• WORK REQUEST
Copy every line of the listing exactly.

• GIVEN DATA
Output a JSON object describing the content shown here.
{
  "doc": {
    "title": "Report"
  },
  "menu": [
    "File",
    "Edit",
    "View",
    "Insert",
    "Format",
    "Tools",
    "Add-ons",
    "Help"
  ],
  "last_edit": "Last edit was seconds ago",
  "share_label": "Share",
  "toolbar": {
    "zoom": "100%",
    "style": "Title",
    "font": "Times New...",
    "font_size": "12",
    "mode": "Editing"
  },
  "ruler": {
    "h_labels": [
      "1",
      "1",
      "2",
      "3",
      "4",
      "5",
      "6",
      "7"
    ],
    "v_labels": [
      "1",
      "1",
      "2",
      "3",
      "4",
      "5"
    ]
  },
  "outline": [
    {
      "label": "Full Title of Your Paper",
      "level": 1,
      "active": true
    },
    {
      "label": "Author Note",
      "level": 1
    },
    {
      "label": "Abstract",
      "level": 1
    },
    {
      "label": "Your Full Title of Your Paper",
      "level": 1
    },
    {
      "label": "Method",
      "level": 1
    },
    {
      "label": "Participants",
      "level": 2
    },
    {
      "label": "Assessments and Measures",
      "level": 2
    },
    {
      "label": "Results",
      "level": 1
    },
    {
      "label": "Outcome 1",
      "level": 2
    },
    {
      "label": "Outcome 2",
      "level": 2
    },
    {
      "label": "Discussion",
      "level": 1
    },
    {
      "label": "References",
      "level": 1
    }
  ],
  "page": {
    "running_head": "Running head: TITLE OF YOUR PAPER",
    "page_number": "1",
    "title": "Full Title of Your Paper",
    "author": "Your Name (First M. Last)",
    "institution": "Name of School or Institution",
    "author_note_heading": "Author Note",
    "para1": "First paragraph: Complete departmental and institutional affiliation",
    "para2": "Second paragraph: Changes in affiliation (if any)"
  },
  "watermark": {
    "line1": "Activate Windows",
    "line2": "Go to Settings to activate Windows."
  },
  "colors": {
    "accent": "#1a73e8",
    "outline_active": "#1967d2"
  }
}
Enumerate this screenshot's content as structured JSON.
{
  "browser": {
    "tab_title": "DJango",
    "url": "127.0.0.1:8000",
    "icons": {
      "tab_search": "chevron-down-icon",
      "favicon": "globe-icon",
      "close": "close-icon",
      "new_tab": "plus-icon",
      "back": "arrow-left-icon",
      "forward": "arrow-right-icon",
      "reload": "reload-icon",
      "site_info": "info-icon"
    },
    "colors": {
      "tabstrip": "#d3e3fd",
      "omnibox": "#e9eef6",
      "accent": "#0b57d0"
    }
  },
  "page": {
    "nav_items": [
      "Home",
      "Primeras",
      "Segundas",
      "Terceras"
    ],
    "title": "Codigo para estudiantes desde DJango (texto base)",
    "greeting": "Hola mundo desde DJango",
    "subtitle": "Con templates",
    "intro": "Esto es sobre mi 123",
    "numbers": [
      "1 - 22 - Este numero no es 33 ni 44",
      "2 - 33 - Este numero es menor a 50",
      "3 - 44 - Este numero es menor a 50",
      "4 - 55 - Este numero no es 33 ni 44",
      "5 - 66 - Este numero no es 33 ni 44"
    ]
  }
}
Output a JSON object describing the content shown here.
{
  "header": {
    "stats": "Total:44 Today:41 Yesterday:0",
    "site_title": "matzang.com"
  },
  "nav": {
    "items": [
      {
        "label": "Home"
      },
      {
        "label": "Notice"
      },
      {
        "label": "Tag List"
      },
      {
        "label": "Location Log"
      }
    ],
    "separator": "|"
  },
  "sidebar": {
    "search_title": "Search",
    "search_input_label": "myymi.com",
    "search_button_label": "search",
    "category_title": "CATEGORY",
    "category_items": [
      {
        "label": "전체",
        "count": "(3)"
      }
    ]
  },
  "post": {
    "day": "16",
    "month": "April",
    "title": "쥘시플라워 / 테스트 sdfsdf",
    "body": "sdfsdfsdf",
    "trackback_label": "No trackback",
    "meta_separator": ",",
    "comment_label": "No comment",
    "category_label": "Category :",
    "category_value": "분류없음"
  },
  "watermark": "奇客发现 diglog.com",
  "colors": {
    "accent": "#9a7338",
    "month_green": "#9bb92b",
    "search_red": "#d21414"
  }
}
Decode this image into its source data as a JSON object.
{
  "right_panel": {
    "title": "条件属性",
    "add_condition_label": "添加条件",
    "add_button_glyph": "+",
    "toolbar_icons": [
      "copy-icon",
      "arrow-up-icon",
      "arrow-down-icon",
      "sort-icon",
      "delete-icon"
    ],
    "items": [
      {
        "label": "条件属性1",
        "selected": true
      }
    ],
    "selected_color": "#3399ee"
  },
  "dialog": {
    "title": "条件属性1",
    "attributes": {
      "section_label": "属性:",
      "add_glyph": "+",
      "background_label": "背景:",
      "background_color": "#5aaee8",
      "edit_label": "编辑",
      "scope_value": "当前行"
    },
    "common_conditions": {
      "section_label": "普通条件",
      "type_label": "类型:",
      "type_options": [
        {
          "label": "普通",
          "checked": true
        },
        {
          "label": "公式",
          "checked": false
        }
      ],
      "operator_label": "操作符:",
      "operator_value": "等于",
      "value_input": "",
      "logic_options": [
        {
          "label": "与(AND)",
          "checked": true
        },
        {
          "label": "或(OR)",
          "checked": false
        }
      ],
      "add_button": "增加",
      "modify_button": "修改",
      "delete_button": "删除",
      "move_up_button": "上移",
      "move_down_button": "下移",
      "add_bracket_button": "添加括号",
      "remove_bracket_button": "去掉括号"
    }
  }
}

• OUTPUT FOR THIS TASK
Output a JSON object describing the content shown here.
{
  "doc": {
    "title": "Report"
  },
  "menu": [
    "File",
    "Edit",
    "View",
    "Insert",
    "Format",
    "Tools",
    "Add-ons",
    "Help"
  ],
  "last_edit": "Last edit was seconds ago",
  "share_label": "Share",
  "toolbar": {
    "zoom": "100%",
    "style": "Title",
    "font": "Times New...",
    "font_size": "12",
    "mode": "Editing"
  },
  "ruler": {
    "h_labels": [
      "1",
      "1",
      "2",
      "3",
      "4",
      "5",
      "6",
      "7"
    ],
    "v_labels": [
      "1",
      "1",
      "2",
      "3",
      "4",
      "5"
    ]
  },
  "outline": [
    {
      "label": "Full Title of Your Paper",
      "level": 1,
      "active": true
    },
    {
      "label": "Author Note",
      "level": 1
    },
    {
      "label": "Abstract",
      "level": 1
    },
    {
      "label": "Your Full Title of Your Paper",
      "level": 1
    },
    {
      "label": "Method",
      "level": 1
    },
    {
      "label": "Participants",
      "level": 2
    },
    {
      "label": "Assessments and Measures",
      "level": 2
    },
    {
      "label": "Results",
      "level": 1
    },
    {
      "label": "Outcome 1",
      "level": 2
    },
    {
      "label": "Outcome 2",
      "level": 2
    },
    {
      "label": "Discussion",
      "level": 1
    },
    {
      "label": "References",
      "level": 1
    }
  ],
  "page": {
    "running_head": "Running head: TITLE OF YOUR PAPER",
    "page_number": "1",
    "title": "Full Title of Your Paper",
    "author": "Your Name (First M. Last)",
    "institution": "Name of School or Institution",
    "author_note_heading": "Author Note",
    "para1": "First paragraph: Complete departmental and institutional affiliation",
    "para2": "Second paragraph: Changes in affiliation (if any)"
  },
  "watermark": {
    "line1": "Activate Windows",
    "line2": "Go to Settings to activate Windows."
  },
  "colors": {
    "accent": "#1a73e8",
    "outline_active": "#1967d2"
  }
}
Enumerate this screenshot's content as structured JSON.
{
  "browser": {
    "tab_title": "DJango",
    "url": "127.0.0.1:8000",
    "icons": {
      "tab_search": "chevron-down-icon",
      "favicon": "globe-icon",
      "close": "close-icon",
      "new_tab": "plus-icon",
      "back": "arrow-left-icon",
      "forward": "arrow-right-icon",
      "reload": "reload-icon",
      "site_info": "info-icon"
    },
    "colors": {
      "tabstrip": "#d3e3fd",
      "omnibox": "#e9eef6",
      "accent": "#0b57d0"
    }
  },
  "page": {
    "nav_items": [
      "Home",
      "Primeras",
      "Segundas",
      "Terceras"
    ],
    "title": "Codigo para estudiantes desde DJango (texto base)",
    "greeting": "Hola mundo desde DJango",
    "subtitle": "Con templates",
    "intro": "Esto es sobre mi 123",
    "numbers": [
      "1 - 22 - Este numero no es 33 ni 44",
      "2 - 33 - Este numero es menor a 50",
      "3 - 44 - Este numero es menor a 50",
      "4 - 55 - Este numero no es 33 ni 44",
      "5 - 66 - Este numero no es 33 ni 44"
    ]
  }
}
Output a JSON object describing the content shown here.
{
  "header": {
    "stats": "Total:44 Today:41 Yesterday:0",
    "site_title": "matzang.com"
  },
  "nav": {
    "items": [
      {
        "label": "Home"
      },
      {
        "label": "Notice"
      },
      {
        "label": "Tag List"
      },
      {
        "label": "Location Log"
      }
    ],
    "separator": "|"
  },
  "sidebar": {
    "search_title": "Search",
    "search_input_label": "myymi.com",
    "search_button_label": "search",
    "category_title": "CATEGORY",
    "category_items": [
      {
        "label": "전체",
        "count": "(3)"
      }
    ]
  },
  "post": {
    "day": "16",
    "month": "April",
    "title": "쥘시플라워 / 테스트 sdfsdf",
    "body": "sdfsdfsdf",
    "trackback_label": "No trackback",
    "meta_separator": ",",
    "comment_label": "No comment",
    "category_label": "Category :",
    "category_value": "분류없음"
  },
  "watermark": "奇客发现 diglog.com",
  "colors": {
    "accent": "#9a7338",
    "month_green": "#9bb92b",
    "search_red": "#d21414"
  }
}
Decode this image into its source data as a JSON object.
{
  "right_panel": {
    "title": "条件属性",
    "add_condition_label": "添加条件",
    "add_button_glyph": "+",
    "toolbar_icons": [
      "copy-icon",
      "arrow-up-icon",
      "arrow-down-icon",
      "sort-icon",
      "delete-icon"
    ],
    "items": [
      {
        "label": "条件属性1",
        "selected": true
      }
    ],
    "selected_color": "#3399ee"
  },
  "dialog": {
    "title": "条件属性1",
    "attributes": {
      "section_label": "属性:",
      "add_glyph": "+",
      "background_label": "背景:",
      "background_color": "#5aaee8",
      "edit_label": "编辑",
      "scope_value": "当前行"
    },
    "common_conditions": {
      "section_label": "普通条件",
      "type_label": "类型:",
      "type_options": [
        {
          "label": "普通",
          "checked": true
        },
        {
          "label": "公式",
          "checked": false
        }
      ],
      "operator_label": "操作符:",
      "operator_value": "等于",
      "value_input": "",
      "logic_options": [
        {
          "label": "与(AND)",
          "checked": true
        },
        {
          "label": "或(OR)",
          "checked": false
        }
      ],
      "add_button": "增加",
      "modify_button": "修改",
      "delete_button": "删除",
      "move_up_button": "上移",
      "move_down_button": "下移",
      "add_bracket_button": "添加括号",
      "remove_bracket_button": "去掉括号"
    }
  }
}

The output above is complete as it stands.